[Aim of the task] Go through the records and report each line holding the string "this".

[Provided entries]

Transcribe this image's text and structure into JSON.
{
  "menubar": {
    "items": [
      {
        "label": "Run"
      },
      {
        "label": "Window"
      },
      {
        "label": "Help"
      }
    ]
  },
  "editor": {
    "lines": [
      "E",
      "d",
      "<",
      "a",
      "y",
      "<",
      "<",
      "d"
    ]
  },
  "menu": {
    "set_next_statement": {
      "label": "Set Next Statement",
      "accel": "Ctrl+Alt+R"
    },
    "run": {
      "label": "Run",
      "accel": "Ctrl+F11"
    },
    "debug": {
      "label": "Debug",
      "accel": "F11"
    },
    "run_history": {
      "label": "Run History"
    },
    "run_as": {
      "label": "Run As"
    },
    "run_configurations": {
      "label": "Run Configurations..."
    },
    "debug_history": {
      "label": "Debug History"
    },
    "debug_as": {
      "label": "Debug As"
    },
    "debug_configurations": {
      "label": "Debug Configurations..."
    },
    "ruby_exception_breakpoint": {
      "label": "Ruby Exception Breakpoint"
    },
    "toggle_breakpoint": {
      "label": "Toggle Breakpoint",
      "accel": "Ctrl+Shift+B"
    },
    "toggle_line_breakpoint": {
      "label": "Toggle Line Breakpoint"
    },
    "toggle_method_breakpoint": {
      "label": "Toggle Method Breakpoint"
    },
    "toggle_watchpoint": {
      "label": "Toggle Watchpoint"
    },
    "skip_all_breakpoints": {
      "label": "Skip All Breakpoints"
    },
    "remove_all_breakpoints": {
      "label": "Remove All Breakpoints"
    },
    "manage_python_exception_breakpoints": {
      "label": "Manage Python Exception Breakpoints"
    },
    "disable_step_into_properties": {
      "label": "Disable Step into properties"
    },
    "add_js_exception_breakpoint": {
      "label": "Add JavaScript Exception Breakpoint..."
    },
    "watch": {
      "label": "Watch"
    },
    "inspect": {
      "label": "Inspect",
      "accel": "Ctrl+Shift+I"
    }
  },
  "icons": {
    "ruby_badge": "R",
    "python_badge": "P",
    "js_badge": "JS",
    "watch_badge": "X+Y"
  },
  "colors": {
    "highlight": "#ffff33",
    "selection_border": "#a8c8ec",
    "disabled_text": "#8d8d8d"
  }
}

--

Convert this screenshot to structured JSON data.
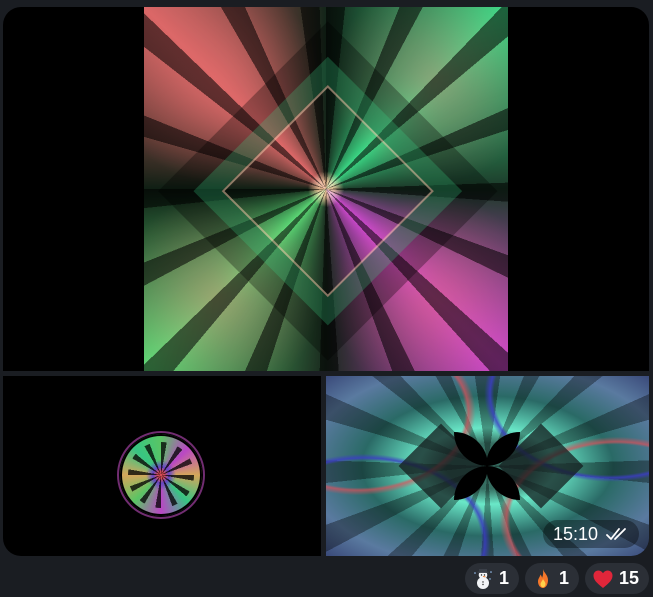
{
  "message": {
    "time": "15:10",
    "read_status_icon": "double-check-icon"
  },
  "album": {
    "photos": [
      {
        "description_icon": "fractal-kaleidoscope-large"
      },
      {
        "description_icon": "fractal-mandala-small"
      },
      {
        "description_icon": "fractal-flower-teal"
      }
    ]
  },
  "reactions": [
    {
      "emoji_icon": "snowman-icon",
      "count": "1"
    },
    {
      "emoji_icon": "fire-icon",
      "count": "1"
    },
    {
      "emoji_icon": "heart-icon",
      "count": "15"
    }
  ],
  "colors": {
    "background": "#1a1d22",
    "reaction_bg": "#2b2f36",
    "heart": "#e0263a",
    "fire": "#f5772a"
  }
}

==

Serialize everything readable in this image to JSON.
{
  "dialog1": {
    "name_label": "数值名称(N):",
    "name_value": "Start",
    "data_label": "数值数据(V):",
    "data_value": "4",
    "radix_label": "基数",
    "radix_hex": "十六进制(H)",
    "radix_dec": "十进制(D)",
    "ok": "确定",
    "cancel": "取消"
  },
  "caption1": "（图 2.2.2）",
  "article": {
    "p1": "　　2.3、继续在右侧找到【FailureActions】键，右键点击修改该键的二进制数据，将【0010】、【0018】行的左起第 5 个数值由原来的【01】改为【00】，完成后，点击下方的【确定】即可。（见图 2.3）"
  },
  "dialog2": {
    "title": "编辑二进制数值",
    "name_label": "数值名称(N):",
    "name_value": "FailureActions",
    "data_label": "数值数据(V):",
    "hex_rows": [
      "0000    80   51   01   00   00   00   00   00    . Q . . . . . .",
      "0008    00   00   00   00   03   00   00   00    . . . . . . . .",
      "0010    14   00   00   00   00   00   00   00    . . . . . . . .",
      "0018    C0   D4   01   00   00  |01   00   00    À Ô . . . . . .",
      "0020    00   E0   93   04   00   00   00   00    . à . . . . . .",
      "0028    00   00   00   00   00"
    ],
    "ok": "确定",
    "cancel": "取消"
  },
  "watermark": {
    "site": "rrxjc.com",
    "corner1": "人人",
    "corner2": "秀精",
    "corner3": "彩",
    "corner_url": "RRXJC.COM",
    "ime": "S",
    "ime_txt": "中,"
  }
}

[Answer to the problem]
Transcribe this image's text and structure into JSON.
Convert this screenshot to structured JSON data.
Serialize everything readable in this image to JSON.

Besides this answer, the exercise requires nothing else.